A. I’m not really sure, but Albany has got to get some new businesses in here. I wish they could attract more manufacturers that would bring jobs. Even if the local government had to offer incentives, like tax breaks or utility discounts to get them here, we just need the jobs. I also worry about the minimum wage going up. That will have a big ripple effect. If the minimum wage goes up you’ll see it everywhere with prices going up. Like our tuna sandwich special. If minimum wage goes up to $10 an hour, that would have to go up like two dollars because everything we purchase would go up. It’s not about paying our employees, it’s all the other stuff. Like a can of tuna. I’ve never seen the price tuna so high.

Q. What was the best vacation you’ve ever taken? Why?

A. You know when you own it, you don’t get paid if you go on vacation. You don’t get paid, you shut down. The first 15 years we had this shop we didn’t shut down except for Christmastime. Then we started shutting down in the summer for a few days. But we do travel, we go to visit Melissa (daughter) at the beach and to see family. The best vacation was New York City Memorial Weekend, me and Munir. I’d never been there before. It was great. We got on the Today Show, at at Bobby Flay’s restaurant, saw Times Square. The weather was great too, we couldn’t have asked for better weather. And no kids, it was just the two of us.

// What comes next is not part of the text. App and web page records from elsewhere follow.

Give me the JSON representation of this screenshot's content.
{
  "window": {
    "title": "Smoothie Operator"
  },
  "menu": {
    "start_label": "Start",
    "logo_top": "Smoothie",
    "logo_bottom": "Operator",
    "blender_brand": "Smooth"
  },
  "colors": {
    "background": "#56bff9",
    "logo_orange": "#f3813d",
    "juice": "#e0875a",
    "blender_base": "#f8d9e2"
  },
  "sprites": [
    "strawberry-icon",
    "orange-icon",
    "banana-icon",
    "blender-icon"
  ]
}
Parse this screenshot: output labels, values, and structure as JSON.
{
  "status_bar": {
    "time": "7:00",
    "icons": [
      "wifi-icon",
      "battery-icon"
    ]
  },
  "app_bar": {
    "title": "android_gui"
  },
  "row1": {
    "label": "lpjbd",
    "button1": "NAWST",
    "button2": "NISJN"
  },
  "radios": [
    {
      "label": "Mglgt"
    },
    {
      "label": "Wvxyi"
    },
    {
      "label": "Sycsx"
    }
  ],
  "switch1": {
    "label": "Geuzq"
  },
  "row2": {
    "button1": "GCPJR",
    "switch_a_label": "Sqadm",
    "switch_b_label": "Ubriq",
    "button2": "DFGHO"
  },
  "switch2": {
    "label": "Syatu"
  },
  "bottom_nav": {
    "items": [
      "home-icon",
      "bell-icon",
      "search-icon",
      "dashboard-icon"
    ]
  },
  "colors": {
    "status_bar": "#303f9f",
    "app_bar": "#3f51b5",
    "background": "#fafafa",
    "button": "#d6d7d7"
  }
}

Q. What are the biggest changes you have seen in your specific line of business over the past few years?

A. Places are having to put more focus on customer service and on offering specials. Some of the restaurants, I don’t think, would get as much business if not for specials. People just can’t afford to pay a lot for things.

Q. What do you think has been the secret to the Cookie Shoppe’s success over the years?

A. Customer service. And good food, all the time. Quality is so important. If you get a tuna sandwich it tastes the same today as it did yesterday and the day before that. We make sure it’s good and it stays good. You know everything we make is homemade, from scratch. We really take pride in making sure everything is fresh and that it’s consistent. The quality of the food and food service is most important.

Q. What prompted the recent remodel of the restaurant?

A. It was just time for a new look. I think it had gotten dark and it had gotten dated. It needed brightening up. The wallpaper was dated, it was just time. Jennifer Gordon, who did the work, just did a great job. She can do everything, painting, carpentry, electrical, whatever. She did some painting at our house and did a great job, so when we decided to remodel the shop, we got her to do it and it’s been great. We’re very pleased.